───── RECORD EXTRACTS ─────

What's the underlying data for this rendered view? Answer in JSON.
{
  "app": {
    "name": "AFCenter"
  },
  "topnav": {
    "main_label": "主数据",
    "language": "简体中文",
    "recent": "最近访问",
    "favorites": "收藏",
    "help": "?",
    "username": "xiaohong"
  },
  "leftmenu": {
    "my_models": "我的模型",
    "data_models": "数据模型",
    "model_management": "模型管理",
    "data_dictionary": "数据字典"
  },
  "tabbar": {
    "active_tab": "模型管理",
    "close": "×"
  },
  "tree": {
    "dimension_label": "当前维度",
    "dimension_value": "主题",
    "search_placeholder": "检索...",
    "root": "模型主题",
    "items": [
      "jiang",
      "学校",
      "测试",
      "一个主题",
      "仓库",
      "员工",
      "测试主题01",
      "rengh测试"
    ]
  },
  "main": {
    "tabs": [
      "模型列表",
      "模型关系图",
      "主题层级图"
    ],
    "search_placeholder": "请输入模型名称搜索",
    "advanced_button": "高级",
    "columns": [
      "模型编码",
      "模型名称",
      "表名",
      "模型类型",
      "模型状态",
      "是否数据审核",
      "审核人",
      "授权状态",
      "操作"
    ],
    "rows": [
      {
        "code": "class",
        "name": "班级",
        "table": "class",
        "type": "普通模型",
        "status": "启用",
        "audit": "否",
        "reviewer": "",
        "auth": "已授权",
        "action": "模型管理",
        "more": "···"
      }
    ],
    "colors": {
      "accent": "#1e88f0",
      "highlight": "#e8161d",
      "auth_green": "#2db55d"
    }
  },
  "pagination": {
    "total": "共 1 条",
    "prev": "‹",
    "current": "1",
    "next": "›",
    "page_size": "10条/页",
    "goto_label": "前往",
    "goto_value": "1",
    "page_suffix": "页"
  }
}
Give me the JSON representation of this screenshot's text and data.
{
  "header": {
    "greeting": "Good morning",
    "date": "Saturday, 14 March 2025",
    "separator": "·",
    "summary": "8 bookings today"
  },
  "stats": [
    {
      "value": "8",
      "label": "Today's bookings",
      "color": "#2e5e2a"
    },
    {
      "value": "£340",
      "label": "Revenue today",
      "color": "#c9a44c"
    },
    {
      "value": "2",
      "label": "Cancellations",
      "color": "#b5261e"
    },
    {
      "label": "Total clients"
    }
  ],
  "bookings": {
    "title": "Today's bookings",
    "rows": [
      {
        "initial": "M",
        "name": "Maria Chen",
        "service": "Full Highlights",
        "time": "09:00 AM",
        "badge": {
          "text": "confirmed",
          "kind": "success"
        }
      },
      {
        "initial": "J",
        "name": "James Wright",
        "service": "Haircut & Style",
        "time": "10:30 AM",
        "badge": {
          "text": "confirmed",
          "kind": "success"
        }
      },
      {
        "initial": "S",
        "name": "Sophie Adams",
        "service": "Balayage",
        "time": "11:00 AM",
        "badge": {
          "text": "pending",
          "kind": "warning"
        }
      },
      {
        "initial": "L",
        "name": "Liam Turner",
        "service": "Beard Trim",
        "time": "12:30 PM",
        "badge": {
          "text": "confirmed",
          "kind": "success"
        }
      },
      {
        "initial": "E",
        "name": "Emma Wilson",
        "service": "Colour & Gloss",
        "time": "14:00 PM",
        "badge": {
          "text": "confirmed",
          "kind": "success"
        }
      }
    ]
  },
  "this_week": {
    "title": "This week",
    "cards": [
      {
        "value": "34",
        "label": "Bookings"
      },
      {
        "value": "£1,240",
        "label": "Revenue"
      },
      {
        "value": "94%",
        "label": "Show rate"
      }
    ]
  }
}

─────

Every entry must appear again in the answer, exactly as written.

▸ TASK RESULT:
What's the underlying data for this rendered view? Answer in JSON.
{
  "app": {
    "name": "AFCenter"
  },
  "topnav": {
    "main_label": "主数据",
    "language": "简体中文",
    "recent": "最近访问",
    "favorites": "收藏",
    "help": "?",
    "username": "xiaohong"
  },
  "leftmenu": {
    "my_models": "我的模型",
    "data_models": "数据模型",
    "model_management": "模型管理",
    "data_dictionary": "数据字典"
  },
  "tabbar": {
    "active_tab": "模型管理",
    "close": "×"
  },
  "tree": {
    "dimension_label": "当前维度",
    "dimension_value": "主题",
    "search_placeholder": "检索...",
    "root": "模型主题",
    "items": [
      "jiang",
      "学校",
      "测试",
      "一个主题",
      "仓库",
      "员工",
      "测试主题01",
      "rengh测试"
    ]
  },
  "main": {
    "tabs": [
      "模型列表",
      "模型关系图",
      "主题层级图"
    ],
    "search_placeholder": "请输入模型名称搜索",
    "advanced_button": "高级",
    "columns": [
      "模型编码",
      "模型名称",
      "表名",
      "模型类型",
      "模型状态",
      "是否数据审核",
      "审核人",
      "授权状态",
      "操作"
    ],
    "rows": [
      {
        "code": "class",
        "name": "班级",
        "table": "class",
        "type": "普通模型",
        "status": "启用",
        "audit": "否",
        "reviewer": "",
        "auth": "已授权",
        "action": "模型管理",
        "more": "···"
      }
    ],
    "colors": {
      "accent": "#1e88f0",
      "highlight": "#e8161d",
      "auth_green": "#2db55d"
    }
  },
  "pagination": {
    "total": "共 1 条",
    "prev": "‹",
    "current": "1",
    "next": "›",
    "page_size": "10条/页",
    "goto_label": "前往",
    "goto_value": "1",
    "page_suffix": "页"
  }
}
Give me the JSON representation of this screenshot's text and data.
{
  "header": {
    "greeting": "Good morning",
    "date": "Saturday, 14 March 2025",
    "separator": "·",
    "summary": "8 bookings today"
  },
  "stats": [
    {
      "value": "8",
      "label": "Today's bookings",
      "color": "#2e5e2a"
    },
    {
      "value": "£340",
      "label": "Revenue today",
      "color": "#c9a44c"
    },
    {
      "value": "2",
      "label": "Cancellations",
      "color": "#b5261e"
    },
    {
      "label": "Total clients"
    }
  ],
  "bookings": {
    "title": "Today's bookings",
    "rows": [
      {
        "initial": "M",
        "name": "Maria Chen",
        "service": "Full Highlights",
        "time": "09:00 AM",
        "badge": {
          "text": "confirmed",
          "kind": "success"
        }
      },
      {
        "initial": "J",
        "name": "James Wright",
        "service": "Haircut & Style",
        "time": "10:30 AM",
        "badge": {
          "text": "confirmed",
          "kind": "success"
        }
      },
      {
        "initial": "S",
        "name": "Sophie Adams",
        "service": "Balayage",
        "time": "11:00 AM",
        "badge": {
          "text": "pending",
          "kind": "warning"
        }
      },
      {
        "initial": "L",
        "name": "Liam Turner",
        "service": "Beard Trim",
        "time": "12:30 PM",
        "badge": {
          "text": "confirmed",
          "kind": "success"
        }
      },
      {
        "initial": "E",
        "name": "Emma Wilson",
        "service": "Colour & Gloss",
        "time": "14:00 PM",
        "badge": {
          "text": "confirmed",
          "kind": "success"
        }
      }
    ]
  },
  "this_week": {
    "title": "This week",
    "cards": [
      {
        "value": "34",
        "label": "Bookings"
      },
      {
        "value": "£1,240",
        "label": "Revenue"
      },
      {
        "value": "94%",
        "label": "Show rate"
      }
    ]
  }
}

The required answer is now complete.